The ITU Focus Group on ‘autonomous networks’ will lead an exploratory ‘pre-standardization’ study to determine how ITU standards will support the realization of autonomous networks and their evolution in years to come.

Announcing the initiative, ITU Secretary-General, Mr. Houlin Zhao, said: “ITU standards incorporate the latest advances in technology whilst taking account of the associated implications for business dynamics to allow industry players to advance together. Innovation towards autonomous networks calls for an evolution that is viable both technically and economically and ITU standards have a long history of enabling such an evolution.”

Networks are growing in sophistication to enable highly interactive new communication experiences and innovations in fields such as digital health and intelligent transport systems. IMT-2020/5G and future networks will be versatile all-round players able to meet the requirements of a very diverse set of ICT applications.

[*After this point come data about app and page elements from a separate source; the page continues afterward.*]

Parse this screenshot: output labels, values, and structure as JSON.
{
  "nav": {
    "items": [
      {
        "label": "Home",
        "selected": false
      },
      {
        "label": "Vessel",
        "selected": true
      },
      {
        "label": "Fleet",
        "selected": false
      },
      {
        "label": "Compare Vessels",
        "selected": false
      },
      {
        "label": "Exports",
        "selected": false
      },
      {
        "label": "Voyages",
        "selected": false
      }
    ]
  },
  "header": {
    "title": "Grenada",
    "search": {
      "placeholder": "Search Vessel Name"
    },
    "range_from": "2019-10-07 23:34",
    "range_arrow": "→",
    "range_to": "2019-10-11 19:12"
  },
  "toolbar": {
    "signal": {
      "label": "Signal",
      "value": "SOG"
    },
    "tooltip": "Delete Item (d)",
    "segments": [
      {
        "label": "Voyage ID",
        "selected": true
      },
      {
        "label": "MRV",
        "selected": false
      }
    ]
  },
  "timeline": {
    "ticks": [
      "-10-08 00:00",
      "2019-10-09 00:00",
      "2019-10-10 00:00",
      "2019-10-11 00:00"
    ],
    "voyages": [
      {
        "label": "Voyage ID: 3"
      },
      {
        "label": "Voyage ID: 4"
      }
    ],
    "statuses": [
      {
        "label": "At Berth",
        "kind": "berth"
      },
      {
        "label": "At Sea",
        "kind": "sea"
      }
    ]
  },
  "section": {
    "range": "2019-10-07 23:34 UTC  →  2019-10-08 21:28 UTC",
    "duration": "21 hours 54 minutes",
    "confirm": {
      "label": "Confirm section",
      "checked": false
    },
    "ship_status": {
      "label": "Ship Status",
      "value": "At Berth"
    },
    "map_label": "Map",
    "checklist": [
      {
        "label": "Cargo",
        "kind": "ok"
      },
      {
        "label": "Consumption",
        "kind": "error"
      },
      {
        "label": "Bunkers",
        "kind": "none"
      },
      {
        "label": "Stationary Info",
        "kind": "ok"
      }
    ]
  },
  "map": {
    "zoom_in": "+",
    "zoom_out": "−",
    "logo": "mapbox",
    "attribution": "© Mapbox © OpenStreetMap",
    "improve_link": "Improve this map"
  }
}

This versatility is made possible by major advances in cloud computing and network virtualization – the software revolution reshaping the networking business – but this versatility also introduces significant network complexity.
Artificial intelligence (AI) and machine learning are expected to play a key part in managing this complexity, especially in meeting new demands on network management and control as these demands exceed the capabilities of humans as well as pre-defined automated processes.

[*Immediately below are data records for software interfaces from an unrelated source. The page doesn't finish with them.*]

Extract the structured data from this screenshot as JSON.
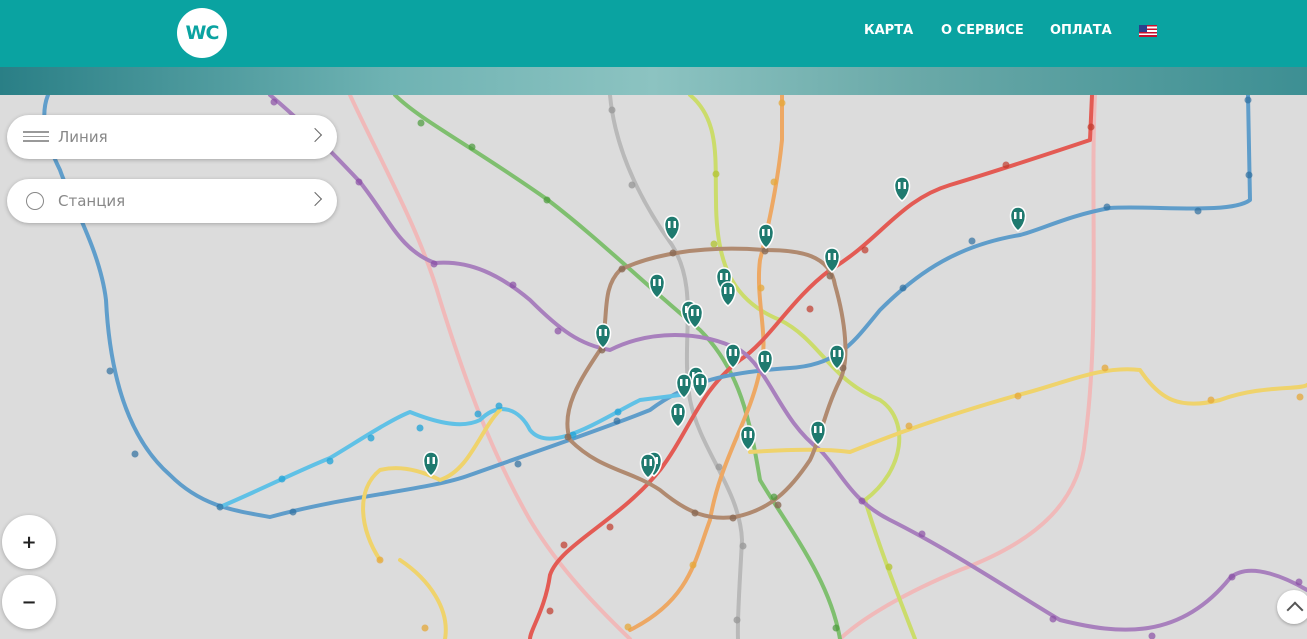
{
  "header": {
    "logo_text": "WC",
    "nav": [
      "КАРТА",
      "О СЕРВИСЕ",
      "ОПЛАТА"
    ],
    "language_flag": "us-flag-icon"
  },
  "filters": {
    "line_placeholder": "Линия",
    "station_placeholder": "Станция"
  },
  "zoom": {
    "in_label": "+",
    "out_label": "−"
  },
  "colors": {
    "header": "#0aa3a1",
    "marker": "#1f7a6f",
    "map_background": "#dcdcdc"
  },
  "icons": {
    "toilet_marker": "toilet-marker-icon",
    "scroll_top": "chevron-up-icon"
  }
}
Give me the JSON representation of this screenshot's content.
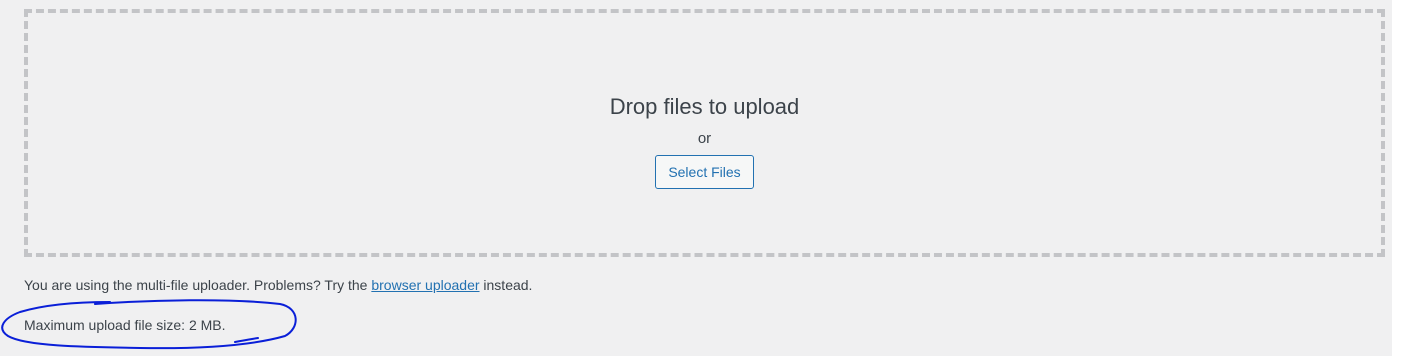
{
  "upload": {
    "title": "Drop files to upload",
    "or": "or",
    "select_button": "Select Files",
    "note_prefix": "You are using the multi-file uploader. Problems? Try the ",
    "note_link": "browser uploader",
    "note_suffix": " instead.",
    "max_size": "Maximum upload file size: 2 MB."
  },
  "colors": {
    "background": "#f0f0f1",
    "accent": "#2271b1",
    "annotation": "#0a1fd8"
  }
}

Chair of the Focus Group, Leon Wong, said: “As the demands on communication networks have grown through increased user subscription and new service expectations across industry sectors, network operators must find new ways to address these pressures while at the same time controlling operational cost.”

The complexity of the latest network architectures has created the motivations for autonomous networks, but these architectures also create the conditions necessary to integrate ‘creative intelligence’ techniques into 5G and future networks.
“Creative intelligence techniques can provide a new layer of abstraction, introducing an evolution mechanism as a catalyst for autonomy,” Wong said.

Autonomous networks would display the ‘self’ properties: the ability to monitor, operate, recover, heal, protect, optimize and reconfigure themselves. These networks could autonomously adapt and improve management and control, but also self-evolve through online experimentation to enable better compositions of controllers and controller hierarchies.

The Focus Group will study the creative intelligence techniques that leverage this online experimentation, elaborating foundational concepts such as ‘exploratory evolution’, ’emergent behaviour’, and ‘real-time responsive experimentation’.
It will study the meaning and characteristics of autonomous networks, providing definitions and terminology to build clarity around the concepts underpinning creativity in autonomous networks.